◆ Given records:

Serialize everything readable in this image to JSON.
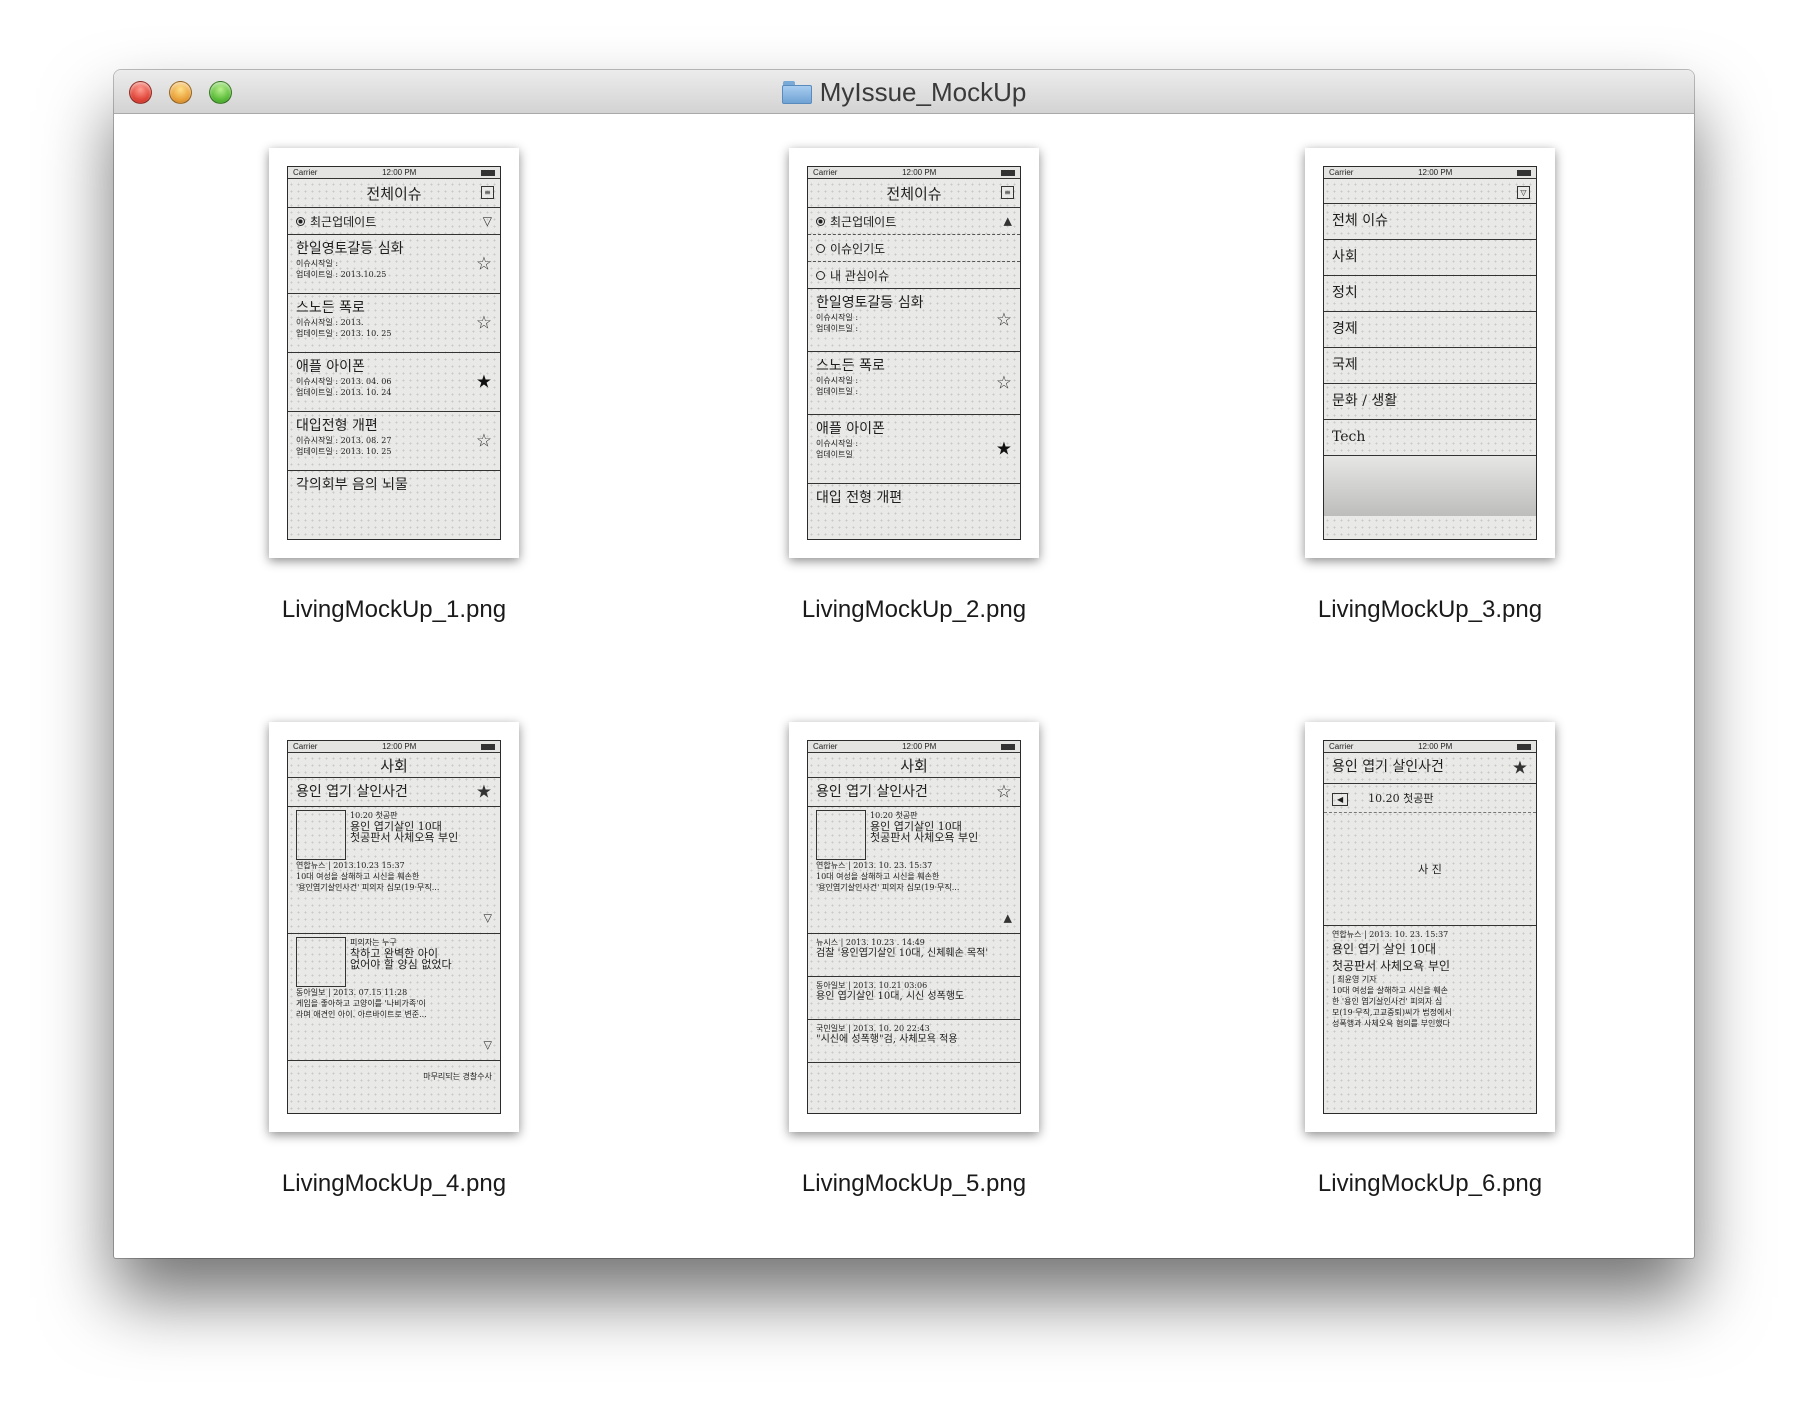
{
  "window": {
    "title": "MyIssue_MockUp"
  },
  "files": [
    {
      "name": "LivingMockUp_1.png"
    },
    {
      "name": "LivingMockUp_2.png"
    },
    {
      "name": "LivingMockUp_3.png"
    },
    {
      "name": "LivingMockUp_4.png"
    },
    {
      "name": "LivingMockUp_5.png"
    },
    {
      "name": "LivingMockUp_6.png"
    }
  ],
  "thumb": {
    "carrier": "Carrier",
    "time": "12:00 PM",
    "t1": {
      "title": "전체이슈",
      "sort": "최근업데이트",
      "rows": [
        {
          "h": "한일영토갈등 심화",
          "s1": "이슈시작일 :",
          "s2": "업데이트일 : 2013.10.25"
        },
        {
          "h": "스노든 폭로",
          "s1": "이슈시작일 : 2013.",
          "s2": "업데이트일 : 2013. 10. 25"
        },
        {
          "h": "애플 아이폰",
          "s1": "이슈시작일 : 2013. 04. 06",
          "s2": "업데이트일 : 2013. 10. 24"
        },
        {
          "h": "대입전형 개편",
          "s1": "이슈시작일 : 2013. 08. 27",
          "s2": "업데이트일 : 2013. 10. 25"
        },
        {
          "h": "각의회부 음의 뇌물"
        }
      ]
    },
    "t2": {
      "title": "전체이슈",
      "options": [
        "최근업데이트",
        "이슈인기도",
        "내 관심이슈"
      ],
      "rows": [
        {
          "h": "한일영토갈등 심화",
          "s1": "이슈시작일 :",
          "s2": "업데이트일 :"
        },
        {
          "h": "스노든 폭로",
          "s1": "이슈시작일 :",
          "s2": "업데이트일 :"
        },
        {
          "h": "애플 아이폰",
          "s1": "이슈시작일 :",
          "s2": "업데이트일"
        },
        {
          "h": "대입 전형 개편"
        }
      ]
    },
    "t3": {
      "menu": [
        "전체 이슈",
        "사회",
        "정치",
        "경제",
        "국제",
        "문화 / 생활",
        "Tech"
      ]
    },
    "t4": {
      "title": "사회",
      "issue": "용인 엽기 살인사건",
      "a1": {
        "date": "10.20 첫공판",
        "l1": "용인 엽기살인 10대",
        "l2": "첫공판서 사체오욕 부인",
        "src": "연합뉴스 | 2013.10.23 15:37",
        "b1": "10대 여성을 살해하고 시신을 훼손한",
        "b2": "'용인엽기살인사건' 피의자 심모(19·무직..."
      },
      "a2": {
        "date": "피의자는 누구",
        "l1": "착하고 완벽한 아이",
        "l2": "없어야 할 양심 없었다",
        "src": "동아일보 | 2013. 07.15 11:28",
        "b1": "게임을 좋아하고 고양이를 '나비가족'이",
        "b2": "라며 애견인 아이. 아르바이트로 변준..."
      },
      "a3": "마무리되는 경찰수사"
    },
    "t5": {
      "title": "사회",
      "issue": "용인 엽기 살인사건",
      "a1": {
        "date": "10.20 첫공판",
        "l1": "용인 엽기살인 10대",
        "l2": "첫공판서 사체오욕 부인",
        "src": "연합뉴스 | 2013. 10. 23. 15:37",
        "b1": "10대 여성을 살해하고 시신을 훼손한",
        "b2": "'용인엽기살인사건' 피의자 심모(19·무직..."
      },
      "news": [
        {
          "src": "뉴시스 | 2013. 10.23 . 14:49",
          "h": "검찰 '용인엽기살인 10대, 신체훼손 목적'"
        },
        {
          "src": "동아일보 | 2013. 10.21 03:06",
          "h": "용인 엽기살인 10대, 시신 성폭행도"
        },
        {
          "src": "국민일보 | 2013. 10. 20 22:43",
          "h": "\"시신에 성폭행\"검, 사체모욕 적용"
        }
      ]
    },
    "t6": {
      "issue": "용인 엽기 살인사건",
      "date": "10.20 첫공판",
      "photo": "사 진",
      "src": "연합뉴스 | 2013. 10. 23. 15:37",
      "h1": "용인 엽기 살인 10대",
      "h2": "첫공판서 사체오욕 부인",
      "reporter": "| 최윤영 기자",
      "b1": "10대 여성을 살해하고 시신을 훼손",
      "b2": "한 '용인 엽기살인사건' 피의자 심",
      "b3": "모(19·무직,고교중퇴)씨가 법정에서",
      "b4": "성폭행과 사체오욕 혐의를 부인했다"
    }
  }
}
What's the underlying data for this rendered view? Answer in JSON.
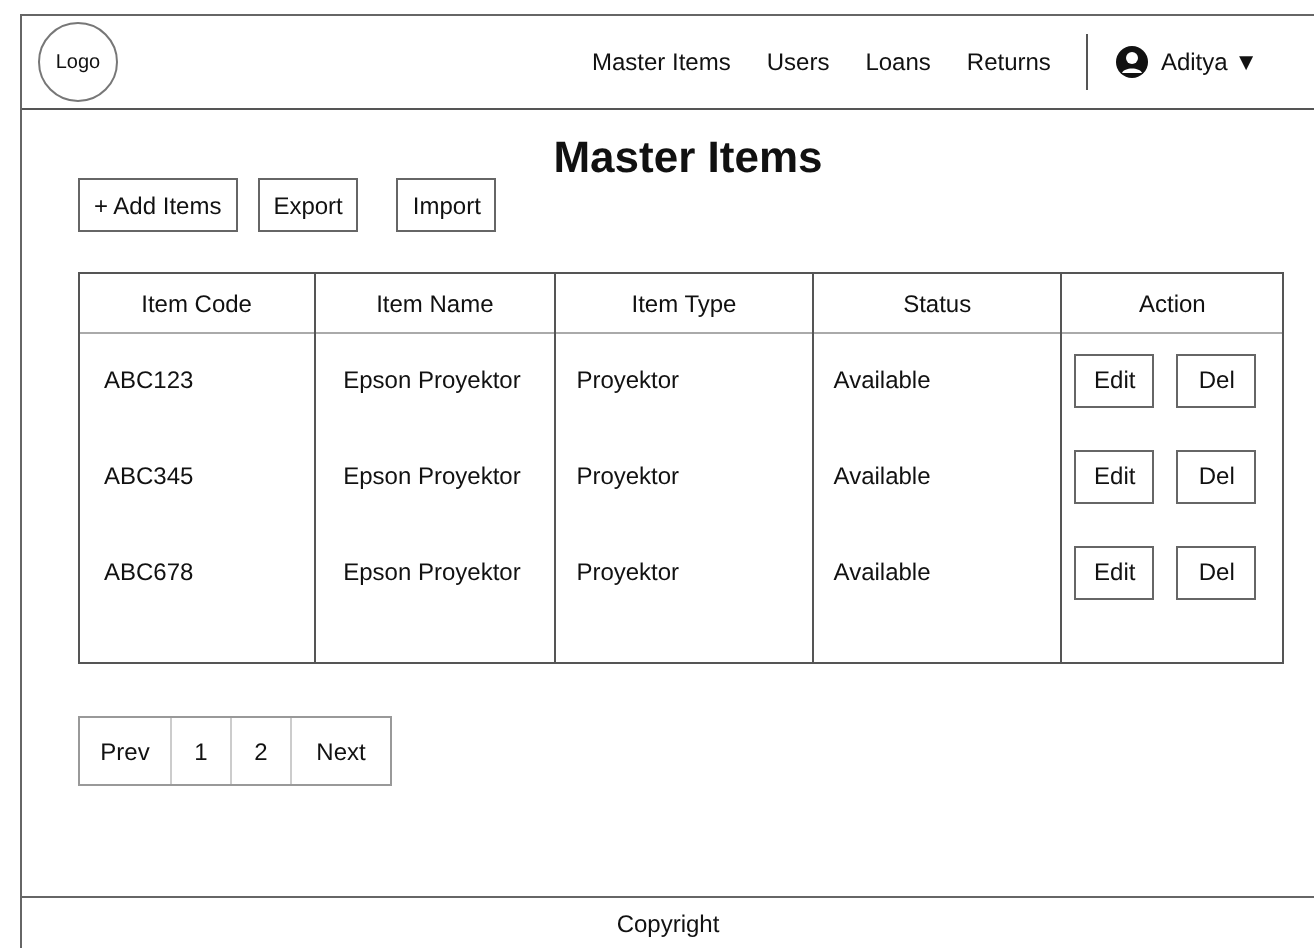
{
  "header": {
    "logo": "Logo",
    "nav": [
      "Master Items",
      "Users",
      "Loans",
      "Returns"
    ],
    "user": {
      "name": "Aditya",
      "caret": "▼"
    }
  },
  "page_title": "Master Items",
  "toolbar": [
    "+ Add Items",
    "Export",
    "Import"
  ],
  "table": {
    "columns": [
      "Item Code",
      "Item Name",
      "Item Type",
      "Status",
      "Action"
    ],
    "rows": [
      {
        "code": "ABC123",
        "name": "Epson Proyektor",
        "type": "Proyektor",
        "status": "Available",
        "actions": [
          "Edit",
          "Del"
        ]
      },
      {
        "code": "ABC345",
        "name": "Epson Proyektor",
        "type": "Proyektor",
        "status": "Available",
        "actions": [
          "Edit",
          "Del"
        ]
      },
      {
        "code": "ABC678",
        "name": "Epson Proyektor",
        "type": "Proyektor",
        "status": "Available",
        "actions": [
          "Edit",
          "Del"
        ]
      }
    ]
  },
  "pagination": [
    "Prev",
    "1",
    "2",
    "Next"
  ],
  "footer": "Copyright"
}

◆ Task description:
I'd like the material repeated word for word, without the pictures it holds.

◆ Response to this task:
Serialize everything readable in this image to JSON.
{
  "window": {
    "title": "MyIssue_MockUp"
  },
  "files": [
    {
      "name": "LivingMockUp_1.png"
    },
    {
      "name": "LivingMockUp_2.png"
    },
    {
      "name": "LivingMockUp_3.png"
    },
    {
      "name": "LivingMockUp_4.png"
    },
    {
      "name": "LivingMockUp_5.png"
    },
    {
      "name": "LivingMockUp_6.png"
    }
  ],
  "thumb": {
    "carrier": "Carrier",
    "time": "12:00 PM",
    "t1": {
      "title": "전체이슈",
      "sort": "최근업데이트",
      "rows": [
        {
          "h": "한일영토갈등 심화",
          "s1": "이슈시작일 :",
          "s2": "업데이트일 : 2013.10.25"
        },
        {
          "h": "스노든 폭로",
          "s1": "이슈시작일 : 2013.",
          "s2": "업데이트일 : 2013. 10. 25"
        },
        {
          "h": "애플 아이폰",
          "s1": "이슈시작일 : 2013. 04. 06",
          "s2": "업데이트일 : 2013. 10. 24"
        },
        {
          "h": "대입전형 개편",
          "s1": "이슈시작일 : 2013. 08. 27",
          "s2": "업데이트일 : 2013. 10. 25"
        },
        {
          "h": "각의회부 음의 뇌물"
        }
      ]
    },
    "t2": {
      "title": "전체이슈",
      "options": [
        "최근업데이트",
        "이슈인기도",
        "내 관심이슈"
      ],
      "rows": [
        {
          "h": "한일영토갈등 심화",
          "s1": "이슈시작일 :",
          "s2": "업데이트일 :"
        },
        {
          "h": "스노든 폭로",
          "s1": "이슈시작일 :",
          "s2": "업데이트일 :"
        },
        {
          "h": "애플 아이폰",
          "s1": "이슈시작일 :",
          "s2": "업데이트일"
        },
        {
          "h": "대입 전형 개편"
        }
      ]
    },
    "t3": {
      "menu": [
        "전체 이슈",
        "사회",
        "정치",
        "경제",
        "국제",
        "문화 / 생활",
        "Tech"
      ]
    },
    "t4": {
      "title": "사회",
      "issue": "용인 엽기 살인사건",
      "a1": {
        "date": "10.20 첫공판",
        "l1": "용인 엽기살인 10대",
        "l2": "첫공판서 사체오욕 부인",
        "src": "연합뉴스 | 2013.10.23 15:37",
        "b1": "10대 여성을 살해하고 시신을 훼손한",
        "b2": "'용인엽기살인사건' 피의자 심모(19·무직..."
      },
      "a2": {
        "date": "피의자는 누구",
        "l1": "착하고 완벽한 아이",
        "l2": "없어야 할 양심 없었다",
        "src": "동아일보 | 2013. 07.15 11:28",
        "b1": "게임을 좋아하고 고양이를 '나비가족'이",
        "b2": "라며 애견인 아이. 아르바이트로 변준..."
      },
      "a3": "마무리되는 경찰수사"
    },
    "t5": {
      "title": "사회",
      "issue": "용인 엽기 살인사건",
      "a1": {
        "date": "10.20 첫공판",
        "l1": "용인 엽기살인 10대",
        "l2": "첫공판서 사체오욕 부인",
        "src": "연합뉴스 | 2013. 10. 23. 15:37",
        "b1": "10대 여성을 살해하고 시신을 훼손한",
        "b2": "'용인엽기살인사건' 피의자 심모(19·무직..."
      },
      "news": [
        {
          "src": "뉴시스 | 2013. 10.23 . 14:49",
          "h": "검찰 '용인엽기살인 10대, 신체훼손 목적'"
        },
        {
          "src": "동아일보 | 2013. 10.21 03:06",
          "h": "용인 엽기살인 10대, 시신 성폭행도"
        },
        {
          "src": "국민일보 | 2013. 10. 20 22:43",
          "h": "\"시신에 성폭행\"검, 사체모욕 적용"
        }
      ]
    },
    "t6": {
      "issue": "용인 엽기 살인사건",
      "date": "10.20 첫공판",
      "photo": "사 진",
      "src": "연합뉴스 | 2013. 10. 23. 15:37",
      "h1": "용인 엽기 살인 10대",
      "h2": "첫공판서 사체오욕 부인",
      "reporter": "| 최윤영 기자",
      "b1": "10대 여성을 살해하고 시신을 훼손",
      "b2": "한 '용인 엽기살인사건' 피의자 심",
      "b3": "모(19·무직,고교중퇴)씨가 법정에서",
      "b4": "성폭행과 사체오욕 혐의를 부인했다"
    }
  }
}
What's the underlying data for this rendered view? Answer in JSON.
{
  "header": {
    "logo": "Logo",
    "nav": [
      "Master Items",
      "Users",
      "Loans",
      "Returns"
    ],
    "user": {
      "name": "Aditya",
      "caret": "▼"
    }
  },
  "page_title": "Master Items",
  "toolbar": [
    "+ Add Items",
    "Export",
    "Import"
  ],
  "table": {
    "columns": [
      "Item Code",
      "Item Name",
      "Item Type",
      "Status",
      "Action"
    ],
    "rows": [
      {
        "code": "ABC123",
        "name": "Epson Proyektor",
        "type": "Proyektor",
        "status": "Available",
        "actions": [
          "Edit",
          "Del"
        ]
      },
      {
        "code": "ABC345",
        "name": "Epson Proyektor",
        "type": "Proyektor",
        "status": "Available",
        "actions": [
          "Edit",
          "Del"
        ]
      },
      {
        "code": "ABC678",
        "name": "Epson Proyektor",
        "type": "Proyektor",
        "status": "Available",
        "actions": [
          "Edit",
          "Del"
        ]
      }
    ]
  },
  "pagination": [
    "Prev",
    "1",
    "2",
    "Next"
  ],
  "footer": "Copyright"
}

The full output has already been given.